Constitutionality of Individual Mandate therefore be an unconstitutional exertion of Congressional powers, because the contract was not established with both parties in a mutual agreement with one another. On the contrary, it would be a flagrant abuse of Congresses powers to enact such a contract without regarding the wishes of the citizens that are subjected to the individual mandate. In summation, we find that (1) Congress does not have the authority to impose an individual mandate requiring American citizens that are not already insured to purchase health insurance from private companies, (2) the individual mandate is unconstitutional in that it relies on an interpretation of the Commerce Clause that oversteps the limits of congressional power, and (3) due to the lack of mutual assent, the individual mandate would be an improper and

unconstitutional provision of the health reform. It is for these reasons that we find the individual mandate provision of the Patient Protection and Affordable Care Act to be an abuse of congressional authority and move to have it expunged from the proposed health reform. The Oyez Project at IIT Chicago-Kent College of Law, (n.d.). The affordable care act cases.
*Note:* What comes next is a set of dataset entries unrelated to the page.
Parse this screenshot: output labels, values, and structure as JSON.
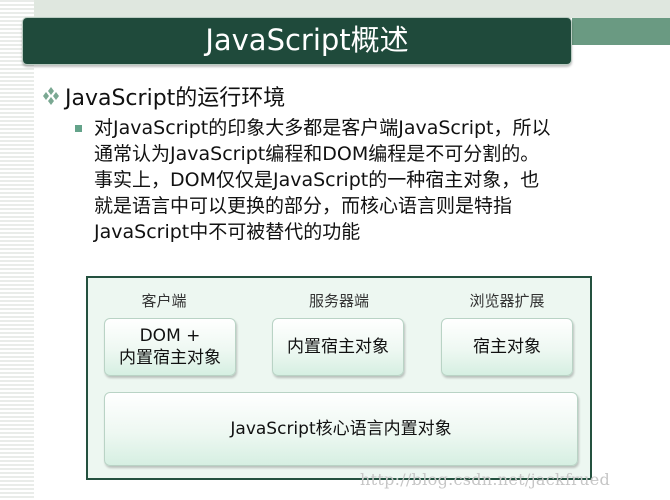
{
  "slide": {
    "title": "JavaScript概述",
    "bullet": "JavaScript的运行环境",
    "paragraph": "对JavaScript的印象大多都是客户端JavaScript，所以\n通常认为JavaScript编程和DOM编程是不可分割的。\n事实上，DOM仅仅是JavaScript的一种宿主对象，也\n就是语言中可以更换的部分，而核心语言则是特指\nJavaScript中不可被替代的功能"
  },
  "diagram": {
    "columns": [
      {
        "label": "客户端",
        "box": "DOM +\n内置宿主对象"
      },
      {
        "label": "服务器端",
        "box": "内置宿主对象"
      },
      {
        "label": "浏览器扩展",
        "box": "宿主对象"
      }
    ],
    "core": "JavaScript核心语言内置对象"
  },
  "watermark": "http://blog.csdn.net/jackfrued",
  "colors": {
    "title_bar": "#1f4a3b",
    "accent": "#6a9a82",
    "diagram_bg": "#edf7f1",
    "diagram_border": "#24513f",
    "bullet_square": "#64a38a"
  },
  "icons": {
    "bullet_level1": "diamond-cluster-icon",
    "bullet_level2": "square-bullet-icon"
  }
}
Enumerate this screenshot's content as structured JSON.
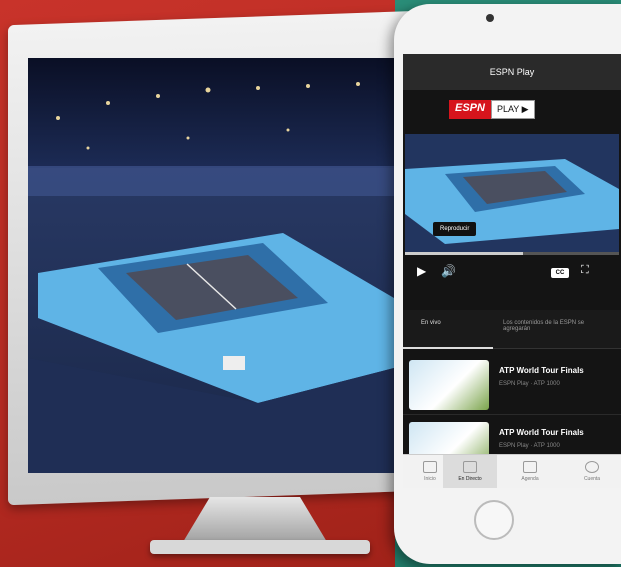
{
  "phone": {
    "header_title": "ESPN Play",
    "logo_espn": "ESPN",
    "logo_play": "PLAY ▶",
    "tooltip": "Reproducir",
    "progress": 0.55,
    "cc_label": "CC",
    "tabs": [
      "En vivo",
      "Los contenidos de la ESPN se agregarán"
    ],
    "items": [
      {
        "title": "ATP World Tour Finals",
        "subtitle": "ESPN Play · ATP 1000"
      },
      {
        "title": "ATP World Tour Finals",
        "subtitle": "ESPN Play · ATP 1000"
      }
    ],
    "nav": [
      "Inicio",
      "En Directo",
      "Agenda",
      "Cuenta"
    ]
  },
  "colors": {
    "espn_red": "#d6141c",
    "bg_red": "#c8332a",
    "bg_teal": "#2a8d78"
  }
}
Retrieved from http://www.oyez.org/cases/2010-2019/2011/2011_11_400 ii Brief for Private Petitioners: National Federation of Independent Business v. Sebelius iii State of Florida et al. v. U.S. Department of Health and Human Services iv Olsen, D. (2011). State of Florida et al. v. U.S. Department of Health and Human Services. American Lawyer, 30. v Militia Act of 1792, 2nd Cong., 1st Sess. (1792). vi US Const. Art. 1, sec. 8. vii The Oyez Project at IIT Chicago-Kent College of Law, (n.d.). Wickard v. filburn. Retrieved from http://www.oyez.org/cases/1940-1949/1942/1942_59 viii Liptak, A. (2012, March 19). At heart of health law clash, a 1942 case of a farmers wheat. The New York Times. Retrieved from http://www.nytimes.com/2012/03/20/us/politics/atcenter-of-health-care-fight-roscoe-filburns-1942-commerce-case.html?_r=2&ref=todayspaper ix District of Columbia Court of Appeals: Sevensky v. Holder x Brief for Private Petitioners: National Federation of Independent Business v. Sebelius xi State of Florida et al. v. U.S. Department of Health and Human Services xii State of Florida et al. v. U.S. Department of Health and Human Services xiii Seiler, R. Congressional Budget Office, (1994). The budgetary treatment of an individual mandate to buy health insurance. Washington, DC: xiv Jon, K. (n.d). Obamacare and the "Broccoli Mandate". FDCH Press Releases,
i

Constitutionality of Individual Mandate

xv

Shapiro, I. (2012). Obamacare will lose a close fight. In Preview of United States Supreme Court Cases: Health Care and the High Court (pp. 11-14 inclusive). American Bar Association. xvi Ashley, C. D. (1903). Mutual Assent in Contract. Columbia Law Review, 3(2), 71-78. Retrieved from http://www.jstor.org/stable/1109650?seq=1 xvii USLegal, (n.d.). Assent law & legal definition. Retrieved from http://definitions.uslegal.com/a/assent/